● **Exercise prompt**:
Give back each line of the data exactly.

● **Extracted entries**:
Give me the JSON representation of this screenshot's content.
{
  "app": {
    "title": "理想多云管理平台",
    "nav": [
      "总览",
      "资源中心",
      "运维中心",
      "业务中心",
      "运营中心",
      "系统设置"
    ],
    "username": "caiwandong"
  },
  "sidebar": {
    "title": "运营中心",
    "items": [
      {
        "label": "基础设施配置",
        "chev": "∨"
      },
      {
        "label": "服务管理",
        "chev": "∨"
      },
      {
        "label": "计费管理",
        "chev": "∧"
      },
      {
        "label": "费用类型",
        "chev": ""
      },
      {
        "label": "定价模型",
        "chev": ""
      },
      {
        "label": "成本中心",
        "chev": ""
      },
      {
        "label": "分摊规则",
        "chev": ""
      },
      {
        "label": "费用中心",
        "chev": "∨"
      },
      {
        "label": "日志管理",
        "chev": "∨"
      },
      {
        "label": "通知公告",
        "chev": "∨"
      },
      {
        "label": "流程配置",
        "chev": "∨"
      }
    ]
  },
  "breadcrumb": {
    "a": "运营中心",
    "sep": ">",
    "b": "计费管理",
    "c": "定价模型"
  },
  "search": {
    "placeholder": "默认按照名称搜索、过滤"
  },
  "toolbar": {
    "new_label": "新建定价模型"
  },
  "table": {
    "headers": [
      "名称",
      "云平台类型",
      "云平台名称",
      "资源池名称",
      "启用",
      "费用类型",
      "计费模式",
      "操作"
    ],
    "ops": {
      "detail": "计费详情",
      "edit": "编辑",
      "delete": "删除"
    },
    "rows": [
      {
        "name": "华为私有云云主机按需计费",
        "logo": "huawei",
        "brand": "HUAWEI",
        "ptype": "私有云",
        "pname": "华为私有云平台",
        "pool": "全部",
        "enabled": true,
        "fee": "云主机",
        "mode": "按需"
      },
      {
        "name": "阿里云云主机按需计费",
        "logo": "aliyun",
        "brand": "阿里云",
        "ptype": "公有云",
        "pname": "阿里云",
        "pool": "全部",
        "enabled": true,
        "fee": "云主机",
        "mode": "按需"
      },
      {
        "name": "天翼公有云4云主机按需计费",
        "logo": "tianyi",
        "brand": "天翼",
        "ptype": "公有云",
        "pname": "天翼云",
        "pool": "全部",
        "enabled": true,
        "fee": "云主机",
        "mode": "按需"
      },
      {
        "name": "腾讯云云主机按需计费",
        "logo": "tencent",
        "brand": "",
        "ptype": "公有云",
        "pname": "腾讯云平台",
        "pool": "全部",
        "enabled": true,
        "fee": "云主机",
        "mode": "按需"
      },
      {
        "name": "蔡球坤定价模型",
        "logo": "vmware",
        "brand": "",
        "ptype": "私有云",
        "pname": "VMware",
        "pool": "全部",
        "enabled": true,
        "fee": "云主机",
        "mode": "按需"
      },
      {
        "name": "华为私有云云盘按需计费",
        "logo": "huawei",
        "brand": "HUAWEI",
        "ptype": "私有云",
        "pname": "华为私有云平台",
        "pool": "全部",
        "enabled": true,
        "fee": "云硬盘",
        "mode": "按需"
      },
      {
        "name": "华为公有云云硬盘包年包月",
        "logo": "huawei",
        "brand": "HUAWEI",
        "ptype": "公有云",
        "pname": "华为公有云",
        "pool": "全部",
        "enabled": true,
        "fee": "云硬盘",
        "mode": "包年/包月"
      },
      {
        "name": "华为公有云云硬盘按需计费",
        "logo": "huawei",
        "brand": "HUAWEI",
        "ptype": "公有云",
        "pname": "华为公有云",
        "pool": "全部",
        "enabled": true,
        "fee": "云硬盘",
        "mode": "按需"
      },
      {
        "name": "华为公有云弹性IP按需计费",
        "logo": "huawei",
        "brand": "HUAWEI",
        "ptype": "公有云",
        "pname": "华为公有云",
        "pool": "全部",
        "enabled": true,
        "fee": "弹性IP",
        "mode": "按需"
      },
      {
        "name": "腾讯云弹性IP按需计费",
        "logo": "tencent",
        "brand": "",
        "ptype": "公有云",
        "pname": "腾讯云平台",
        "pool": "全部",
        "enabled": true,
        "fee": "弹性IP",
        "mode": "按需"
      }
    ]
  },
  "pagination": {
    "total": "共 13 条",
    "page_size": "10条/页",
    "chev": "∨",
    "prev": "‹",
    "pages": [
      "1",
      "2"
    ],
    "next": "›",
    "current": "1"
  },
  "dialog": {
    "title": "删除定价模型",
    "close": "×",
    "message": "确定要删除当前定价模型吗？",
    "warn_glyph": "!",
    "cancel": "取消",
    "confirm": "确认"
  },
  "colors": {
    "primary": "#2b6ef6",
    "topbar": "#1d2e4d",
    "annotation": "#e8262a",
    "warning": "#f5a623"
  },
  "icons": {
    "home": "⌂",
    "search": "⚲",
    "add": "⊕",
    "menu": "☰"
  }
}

● **Task answer**:
Give me the JSON representation of this screenshot's content.
{
  "app": {
    "title": "理想多云管理平台",
    "nav": [
      "总览",
      "资源中心",
      "运维中心",
      "业务中心",
      "运营中心",
      "系统设置"
    ],
    "username": "caiwandong"
  },
  "sidebar": {
    "title": "运营中心",
    "items": [
      {
        "label": "基础设施配置",
        "chev": "∨"
      },
      {
        "label": "服务管理",
        "chev": "∨"
      },
      {
        "label": "计费管理",
        "chev": "∧"
      },
      {
        "label": "费用类型",
        "chev": ""
      },
      {
        "label": "定价模型",
        "chev": ""
      },
      {
        "label": "成本中心",
        "chev": ""
      },
      {
        "label": "分摊规则",
        "chev": ""
      },
      {
        "label": "费用中心",
        "chev": "∨"
      },
      {
        "label": "日志管理",
        "chev": "∨"
      },
      {
        "label": "通知公告",
        "chev": "∨"
      },
      {
        "label": "流程配置",
        "chev": "∨"
      }
    ]
  },
  "breadcrumb": {
    "a": "运营中心",
    "sep": ">",
    "b": "计费管理",
    "c": "定价模型"
  },
  "search": {
    "placeholder": "默认按照名称搜索、过滤"
  },
  "toolbar": {
    "new_label": "新建定价模型"
  },
  "table": {
    "headers": [
      "名称",
      "云平台类型",
      "云平台名称",
      "资源池名称",
      "启用",
      "费用类型",
      "计费模式",
      "操作"
    ],
    "ops": {
      "detail": "计费详情",
      "edit": "编辑",
      "delete": "删除"
    },
    "rows": [
      {
        "name": "华为私有云云主机按需计费",
        "logo": "huawei",
        "brand": "HUAWEI",
        "ptype": "私有云",
        "pname": "华为私有云平台",
        "pool": "全部",
        "enabled": true,
        "fee": "云主机",
        "mode": "按需"
      },
      {
        "name": "阿里云云主机按需计费",
        "logo": "aliyun",
        "brand": "阿里云",
        "ptype": "公有云",
        "pname": "阿里云",
        "pool": "全部",
        "enabled": true,
        "fee": "云主机",
        "mode": "按需"
      },
      {
        "name": "天翼公有云4云主机按需计费",
        "logo": "tianyi",
        "brand": "天翼",
        "ptype": "公有云",
        "pname": "天翼云",
        "pool": "全部",
        "enabled": true,
        "fee": "云主机",
        "mode": "按需"
      },
      {
        "name": "腾讯云云主机按需计费",
        "logo": "tencent",
        "brand": "",
        "ptype": "公有云",
        "pname": "腾讯云平台",
        "pool": "全部",
        "enabled": true,
        "fee": "云主机",
        "mode": "按需"
      },
      {
        "name": "蔡球坤定价模型",
        "logo": "vmware",
        "brand": "",
        "ptype": "私有云",
        "pname": "VMware",
        "pool": "全部",
        "enabled": true,
        "fee": "云主机",
        "mode": "按需"
      },
      {
        "name": "华为私有云云盘按需计费",
        "logo": "huawei",
        "brand": "HUAWEI",
        "ptype": "私有云",
        "pname": "华为私有云平台",
        "pool": "全部",
        "enabled": true,
        "fee": "云硬盘",
        "mode": "按需"
      },
      {
        "name": "华为公有云云硬盘包年包月",
        "logo": "huawei",
        "brand": "HUAWEI",
        "ptype": "公有云",
        "pname": "华为公有云",
        "pool": "全部",
        "enabled": true,
        "fee": "云硬盘",
        "mode": "包年/包月"
      },
      {
        "name": "华为公有云云硬盘按需计费",
        "logo": "huawei",
        "brand": "HUAWEI",
        "ptype": "公有云",
        "pname": "华为公有云",
        "pool": "全部",
        "enabled": true,
        "fee": "云硬盘",
        "mode": "按需"
      },
      {
        "name": "华为公有云弹性IP按需计费",
        "logo": "huawei",
        "brand": "HUAWEI",
        "ptype": "公有云",
        "pname": "华为公有云",
        "pool": "全部",
        "enabled": true,
        "fee": "弹性IP",
        "mode": "按需"
      },
      {
        "name": "腾讯云弹性IP按需计费",
        "logo": "tencent",
        "brand": "",
        "ptype": "公有云",
        "pname": "腾讯云平台",
        "pool": "全部",
        "enabled": true,
        "fee": "弹性IP",
        "mode": "按需"
      }
    ]
  },
  "pagination": {
    "total": "共 13 条",
    "page_size": "10条/页",
    "chev": "∨",
    "prev": "‹",
    "pages": [
      "1",
      "2"
    ],
    "next": "›",
    "current": "1"
  },
  "dialog": {
    "title": "删除定价模型",
    "close": "×",
    "message": "确定要删除当前定价模型吗？",
    "warn_glyph": "!",
    "cancel": "取消",
    "confirm": "确认"
  },
  "colors": {
    "primary": "#2b6ef6",
    "topbar": "#1d2e4d",
    "annotation": "#e8262a",
    "warning": "#f5a623"
  },
  "icons": {
    "home": "⌂",
    "search": "⚲",
    "add": "⊕",
    "menu": "☰"
  }
}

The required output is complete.